It’s Six O’Clock on a Friday morning, it’s dark, I have a sore throat. Still, I’m excited for today in my little classroom corner of the world we begin our annual “mock trial” process. Today students find out which of three trials they will be working upon, and in what capacity. In an educational world of dittos, worksheets, word searches and cafeteria food served on Styrofoam trays, kids really seem to respond to lessons that rely on their ability to think and outthink others. Especially if it involves a murder, even an invented one. Not every student digs it, but just about all of them will treat the posting of trial & placement (attorney/witness) somewhat like a bunch of medical students crowding around each other to see a list of residency placements. It’s pretty cool.
And buoyed with today’s educational pleasantness, Burque Babble will try to briefly tackle a few questions/ideas before the sun rises. By the way, questions/ideas are taken both from comments posted in earlier Babble entries (see below) and ideas that have flitted through my coffee-addled mind while fuming at red lights while surrounded by stupid drivers who will not get off their cell phone or use their turn signals. By the way, none of these answers/ideas will be exactly Einsteinian in meaning, scope or applicability.
- How can we get voter turnout in APS Board elections higher? The simple answer is to stop separating school elections from other governmental ones. I know this scares the bejeezus out of many, but splitting APS Board elections from “political” ones is a setup for six percent turnout like we had this week. This is especially true when the Board election so closely follows a hotly contested political season that left many voters burned out (I know, talking “burnout” about having to vote twice in four months seems silly, but voters are some lazy, lazy folks in this country). One solution would be to move School Board elections to match the City’s Mayor/CC cycle. This would still mean a short ballot, so APS wouldn’t get lost amid a bunch of judgeships and obscure Constitutional amendments, and might even give a little boost to the piddly turnout for City races. We could also tie Board races to the Primary cycle, but that would require a Party aspect that would be tougher to overcome.
- How can we get younger students interested and more proficient in reading? Admittedly, I have no magic wand for this situation. I also admit that my solutions tend to blame parents more than teachers for the situation. That’s because intellectual socialization, just like political socialization, is far more powerfully embedded by parents than school. Really. I think everybody knows that, but how do you intellectually regulate parenting in a democracy?
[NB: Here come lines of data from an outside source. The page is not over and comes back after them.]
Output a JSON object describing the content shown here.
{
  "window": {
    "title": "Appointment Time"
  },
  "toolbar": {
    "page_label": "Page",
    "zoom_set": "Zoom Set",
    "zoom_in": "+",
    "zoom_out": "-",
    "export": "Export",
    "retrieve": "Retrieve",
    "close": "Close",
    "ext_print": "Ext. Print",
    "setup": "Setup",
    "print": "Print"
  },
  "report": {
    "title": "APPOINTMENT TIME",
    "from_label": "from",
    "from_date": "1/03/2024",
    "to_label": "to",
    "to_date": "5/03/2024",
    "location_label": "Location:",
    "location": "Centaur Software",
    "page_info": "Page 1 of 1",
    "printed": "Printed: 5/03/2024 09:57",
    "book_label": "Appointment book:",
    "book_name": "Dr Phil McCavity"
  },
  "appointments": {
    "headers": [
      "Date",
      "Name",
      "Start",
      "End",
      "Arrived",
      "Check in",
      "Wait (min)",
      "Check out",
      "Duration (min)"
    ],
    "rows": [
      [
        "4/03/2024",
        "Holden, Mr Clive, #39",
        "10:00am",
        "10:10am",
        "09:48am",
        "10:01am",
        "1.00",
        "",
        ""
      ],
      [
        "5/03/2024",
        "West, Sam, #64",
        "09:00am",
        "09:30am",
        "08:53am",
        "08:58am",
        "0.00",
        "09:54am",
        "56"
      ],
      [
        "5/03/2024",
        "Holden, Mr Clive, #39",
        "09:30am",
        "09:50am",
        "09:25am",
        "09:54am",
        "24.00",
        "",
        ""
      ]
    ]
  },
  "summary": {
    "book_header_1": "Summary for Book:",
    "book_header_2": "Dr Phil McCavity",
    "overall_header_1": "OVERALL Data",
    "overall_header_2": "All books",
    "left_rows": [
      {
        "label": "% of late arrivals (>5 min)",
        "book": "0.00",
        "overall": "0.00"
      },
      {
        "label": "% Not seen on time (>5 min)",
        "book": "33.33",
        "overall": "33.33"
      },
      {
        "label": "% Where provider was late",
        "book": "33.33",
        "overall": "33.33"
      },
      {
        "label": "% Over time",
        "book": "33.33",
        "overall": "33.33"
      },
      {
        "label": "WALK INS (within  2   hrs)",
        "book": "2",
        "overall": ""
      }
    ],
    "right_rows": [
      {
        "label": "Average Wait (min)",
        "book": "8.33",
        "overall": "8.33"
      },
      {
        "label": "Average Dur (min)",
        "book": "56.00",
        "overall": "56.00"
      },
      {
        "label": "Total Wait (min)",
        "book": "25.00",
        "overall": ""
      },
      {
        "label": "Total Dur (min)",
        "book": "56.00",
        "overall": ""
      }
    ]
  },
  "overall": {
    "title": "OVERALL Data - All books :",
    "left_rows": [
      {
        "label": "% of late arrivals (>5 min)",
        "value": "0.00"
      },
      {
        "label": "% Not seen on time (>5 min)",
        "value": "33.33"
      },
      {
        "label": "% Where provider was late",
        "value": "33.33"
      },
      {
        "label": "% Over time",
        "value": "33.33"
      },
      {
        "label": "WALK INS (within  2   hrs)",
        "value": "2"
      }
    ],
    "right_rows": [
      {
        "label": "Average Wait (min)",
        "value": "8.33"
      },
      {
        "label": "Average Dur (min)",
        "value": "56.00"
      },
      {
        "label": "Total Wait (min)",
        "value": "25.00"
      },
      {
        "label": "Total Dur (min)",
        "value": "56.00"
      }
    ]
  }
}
Let me know if you figure that one out. Meanwhile, here are some ideas we’ve all had and know would help immensely if they could only be implemented:
- Parents read more aloud to their young kids
- Parents have more books in their house
- Kids see their parents reading at home
- Kids do not see their parents regularly watching TV
- And the same goes when the student gets to school: teachers read out loud, have more books in the classroom, are seen reading those books themselves, and do not show movies regularly as a teaching pacifier
- Just like North Korea and nuclear weapons, text messaging technology is rolled back and no longer offered on cell phones. Hell, get rid of cell phone technology altogether. Admittedly, this last solution is more of a personal rant on my part and might not do as much to address the reading problem. It can’t hurt, though, I say.
3. (out of proper formatting because I can’t figure out how to get back to a numbered list in Blogger): Why can’t ABQ use those new red light traffic cameras to create a web-based traffic news system for motorists like you find in every other city in America? Let’s face it, ABQ’s traffic has worsened to the point where we need traffic cameras like those found in Denver, Seattle and such. Also, recent snowstorms have illustrated what a piss-poor information source is the NM DOT “NM Roads” site. In fact, interestingly enough, I was going to link to NM Roads this morning…but it’s apparently down. It’s time for us to use these new red light cameras as an excuse to join the late 20th Century and setup a statewide system of traffic cameras. I’ll be first in line to click on the webpage with the camera in Chama, and I’d be clicking every work morning just before leaving the house to see how backed up things already are on Rio Bravo and I-25.
Speaking of which, I gotta go hit that traffic at Rio Bravo and I-25. I got some middle schoolers desperate to find out whether they will be an attorney in mock trials. Cool….very cool.